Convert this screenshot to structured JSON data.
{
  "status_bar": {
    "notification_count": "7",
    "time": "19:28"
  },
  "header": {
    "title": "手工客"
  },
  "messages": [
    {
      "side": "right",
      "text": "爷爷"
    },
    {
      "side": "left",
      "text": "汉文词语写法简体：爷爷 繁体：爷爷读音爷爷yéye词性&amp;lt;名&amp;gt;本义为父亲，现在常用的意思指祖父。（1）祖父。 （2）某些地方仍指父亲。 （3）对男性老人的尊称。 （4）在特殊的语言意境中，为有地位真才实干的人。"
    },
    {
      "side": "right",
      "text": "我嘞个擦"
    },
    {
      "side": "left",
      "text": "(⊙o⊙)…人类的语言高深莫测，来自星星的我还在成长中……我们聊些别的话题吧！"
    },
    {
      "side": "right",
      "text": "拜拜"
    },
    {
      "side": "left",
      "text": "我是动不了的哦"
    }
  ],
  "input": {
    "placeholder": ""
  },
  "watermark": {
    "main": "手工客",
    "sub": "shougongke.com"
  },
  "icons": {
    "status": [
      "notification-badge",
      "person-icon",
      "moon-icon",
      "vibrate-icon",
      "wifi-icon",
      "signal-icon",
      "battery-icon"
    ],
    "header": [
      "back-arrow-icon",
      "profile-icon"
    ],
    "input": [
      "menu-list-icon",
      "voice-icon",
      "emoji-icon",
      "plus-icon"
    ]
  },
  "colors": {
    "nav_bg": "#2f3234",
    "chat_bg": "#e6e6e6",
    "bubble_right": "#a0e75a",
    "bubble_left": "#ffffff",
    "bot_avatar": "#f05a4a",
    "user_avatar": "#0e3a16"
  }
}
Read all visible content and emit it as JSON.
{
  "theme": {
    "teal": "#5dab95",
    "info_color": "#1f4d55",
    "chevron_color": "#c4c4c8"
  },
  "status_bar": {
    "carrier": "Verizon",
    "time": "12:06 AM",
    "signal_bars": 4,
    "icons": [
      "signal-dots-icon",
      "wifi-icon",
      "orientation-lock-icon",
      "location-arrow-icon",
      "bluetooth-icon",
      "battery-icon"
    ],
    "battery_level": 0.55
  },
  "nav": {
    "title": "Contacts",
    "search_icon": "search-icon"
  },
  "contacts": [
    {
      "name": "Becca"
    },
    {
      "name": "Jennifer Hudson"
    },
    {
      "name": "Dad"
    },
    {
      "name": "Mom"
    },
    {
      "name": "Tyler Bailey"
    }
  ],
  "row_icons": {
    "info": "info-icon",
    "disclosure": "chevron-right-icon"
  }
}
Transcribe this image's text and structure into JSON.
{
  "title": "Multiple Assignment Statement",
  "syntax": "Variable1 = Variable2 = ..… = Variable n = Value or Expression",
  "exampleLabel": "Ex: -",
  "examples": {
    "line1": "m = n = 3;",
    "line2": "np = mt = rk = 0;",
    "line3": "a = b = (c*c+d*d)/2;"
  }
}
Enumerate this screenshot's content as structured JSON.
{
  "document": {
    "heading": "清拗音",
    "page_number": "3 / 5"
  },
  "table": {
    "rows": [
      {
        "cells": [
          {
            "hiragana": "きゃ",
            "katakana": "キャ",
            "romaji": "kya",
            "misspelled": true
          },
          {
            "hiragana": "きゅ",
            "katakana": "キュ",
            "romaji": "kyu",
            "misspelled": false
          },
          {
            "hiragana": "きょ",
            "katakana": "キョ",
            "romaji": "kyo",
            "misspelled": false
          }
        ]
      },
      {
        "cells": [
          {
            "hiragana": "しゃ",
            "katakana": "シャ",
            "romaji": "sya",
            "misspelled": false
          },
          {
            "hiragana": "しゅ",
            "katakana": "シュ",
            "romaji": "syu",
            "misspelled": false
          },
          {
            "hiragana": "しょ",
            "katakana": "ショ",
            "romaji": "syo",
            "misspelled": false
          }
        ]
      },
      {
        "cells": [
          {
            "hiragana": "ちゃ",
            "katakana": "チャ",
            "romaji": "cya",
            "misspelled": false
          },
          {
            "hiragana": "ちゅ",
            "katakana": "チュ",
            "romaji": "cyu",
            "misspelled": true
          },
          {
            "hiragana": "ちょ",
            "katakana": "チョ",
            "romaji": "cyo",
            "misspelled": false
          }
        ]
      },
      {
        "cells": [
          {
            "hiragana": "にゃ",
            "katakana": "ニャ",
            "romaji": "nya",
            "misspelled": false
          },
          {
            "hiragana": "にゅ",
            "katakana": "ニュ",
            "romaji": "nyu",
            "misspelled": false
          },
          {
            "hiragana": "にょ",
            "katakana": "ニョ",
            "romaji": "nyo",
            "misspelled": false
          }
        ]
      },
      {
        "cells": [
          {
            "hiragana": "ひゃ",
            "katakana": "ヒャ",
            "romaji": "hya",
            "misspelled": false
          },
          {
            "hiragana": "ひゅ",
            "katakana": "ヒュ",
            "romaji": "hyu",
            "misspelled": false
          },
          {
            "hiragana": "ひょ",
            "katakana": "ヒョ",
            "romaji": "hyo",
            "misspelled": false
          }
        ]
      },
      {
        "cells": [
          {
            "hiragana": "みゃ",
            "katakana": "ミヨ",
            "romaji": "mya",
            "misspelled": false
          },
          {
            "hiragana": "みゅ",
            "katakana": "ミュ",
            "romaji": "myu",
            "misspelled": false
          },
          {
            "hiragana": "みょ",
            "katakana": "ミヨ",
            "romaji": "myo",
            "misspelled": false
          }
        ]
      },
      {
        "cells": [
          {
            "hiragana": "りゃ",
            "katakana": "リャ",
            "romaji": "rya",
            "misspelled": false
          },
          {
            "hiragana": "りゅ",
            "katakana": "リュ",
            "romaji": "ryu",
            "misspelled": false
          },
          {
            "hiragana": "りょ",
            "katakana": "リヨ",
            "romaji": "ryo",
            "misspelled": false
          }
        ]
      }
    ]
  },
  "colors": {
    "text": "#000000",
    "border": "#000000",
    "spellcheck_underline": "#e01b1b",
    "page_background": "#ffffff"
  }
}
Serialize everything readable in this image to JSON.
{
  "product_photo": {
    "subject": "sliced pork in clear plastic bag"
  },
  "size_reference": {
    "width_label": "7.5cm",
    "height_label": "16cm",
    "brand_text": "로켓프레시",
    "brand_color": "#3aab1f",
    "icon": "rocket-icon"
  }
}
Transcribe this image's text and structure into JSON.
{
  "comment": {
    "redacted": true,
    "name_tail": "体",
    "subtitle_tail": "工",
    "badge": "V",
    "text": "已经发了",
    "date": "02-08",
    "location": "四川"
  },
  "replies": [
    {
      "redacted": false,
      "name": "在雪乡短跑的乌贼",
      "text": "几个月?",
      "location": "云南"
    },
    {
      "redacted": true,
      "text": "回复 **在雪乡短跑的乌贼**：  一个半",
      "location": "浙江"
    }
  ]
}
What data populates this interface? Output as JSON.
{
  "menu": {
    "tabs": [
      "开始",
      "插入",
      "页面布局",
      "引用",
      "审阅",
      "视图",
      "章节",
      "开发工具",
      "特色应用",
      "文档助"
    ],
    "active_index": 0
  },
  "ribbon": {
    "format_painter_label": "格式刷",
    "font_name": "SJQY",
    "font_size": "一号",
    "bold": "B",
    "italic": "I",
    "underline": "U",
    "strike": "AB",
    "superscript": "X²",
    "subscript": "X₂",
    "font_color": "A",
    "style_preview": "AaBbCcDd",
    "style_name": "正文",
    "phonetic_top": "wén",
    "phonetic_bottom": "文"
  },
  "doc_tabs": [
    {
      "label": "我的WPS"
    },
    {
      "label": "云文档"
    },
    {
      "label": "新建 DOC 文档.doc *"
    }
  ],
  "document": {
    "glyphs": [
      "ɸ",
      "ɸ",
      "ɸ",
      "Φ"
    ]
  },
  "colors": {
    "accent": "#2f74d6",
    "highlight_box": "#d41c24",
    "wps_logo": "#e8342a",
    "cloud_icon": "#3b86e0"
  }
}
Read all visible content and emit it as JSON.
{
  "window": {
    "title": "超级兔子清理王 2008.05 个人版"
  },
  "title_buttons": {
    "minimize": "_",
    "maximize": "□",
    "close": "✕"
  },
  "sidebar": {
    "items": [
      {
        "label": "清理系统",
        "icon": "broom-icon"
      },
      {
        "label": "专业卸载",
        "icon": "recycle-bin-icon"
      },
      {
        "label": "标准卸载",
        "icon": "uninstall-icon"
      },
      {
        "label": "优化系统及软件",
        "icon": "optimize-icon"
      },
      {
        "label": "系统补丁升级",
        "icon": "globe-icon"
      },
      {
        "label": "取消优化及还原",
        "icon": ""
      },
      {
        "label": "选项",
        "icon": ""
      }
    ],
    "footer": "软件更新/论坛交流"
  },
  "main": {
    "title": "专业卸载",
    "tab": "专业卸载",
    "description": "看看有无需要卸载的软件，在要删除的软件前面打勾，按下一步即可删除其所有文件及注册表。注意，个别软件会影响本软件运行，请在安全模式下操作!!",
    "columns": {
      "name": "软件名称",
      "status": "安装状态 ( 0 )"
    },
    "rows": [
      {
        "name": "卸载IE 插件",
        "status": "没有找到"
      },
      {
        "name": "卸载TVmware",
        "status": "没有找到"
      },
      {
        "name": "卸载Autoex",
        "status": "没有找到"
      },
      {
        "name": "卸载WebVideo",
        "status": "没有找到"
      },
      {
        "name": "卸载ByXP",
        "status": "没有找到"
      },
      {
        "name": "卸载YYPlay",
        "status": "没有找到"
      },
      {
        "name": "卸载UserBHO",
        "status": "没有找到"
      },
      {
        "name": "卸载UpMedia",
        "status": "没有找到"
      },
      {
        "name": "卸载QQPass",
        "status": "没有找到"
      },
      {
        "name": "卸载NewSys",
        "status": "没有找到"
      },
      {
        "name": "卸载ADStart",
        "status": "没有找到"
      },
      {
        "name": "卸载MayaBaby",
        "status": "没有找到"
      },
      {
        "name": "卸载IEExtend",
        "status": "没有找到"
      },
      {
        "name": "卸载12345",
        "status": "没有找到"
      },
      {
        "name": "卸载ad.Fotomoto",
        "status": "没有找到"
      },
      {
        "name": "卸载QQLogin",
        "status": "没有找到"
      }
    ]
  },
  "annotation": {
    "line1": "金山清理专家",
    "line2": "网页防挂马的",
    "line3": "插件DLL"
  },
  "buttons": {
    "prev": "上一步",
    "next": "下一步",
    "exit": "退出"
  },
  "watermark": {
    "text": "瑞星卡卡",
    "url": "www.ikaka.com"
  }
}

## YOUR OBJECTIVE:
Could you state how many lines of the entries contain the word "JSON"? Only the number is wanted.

## WRITTEN ANSWER:
8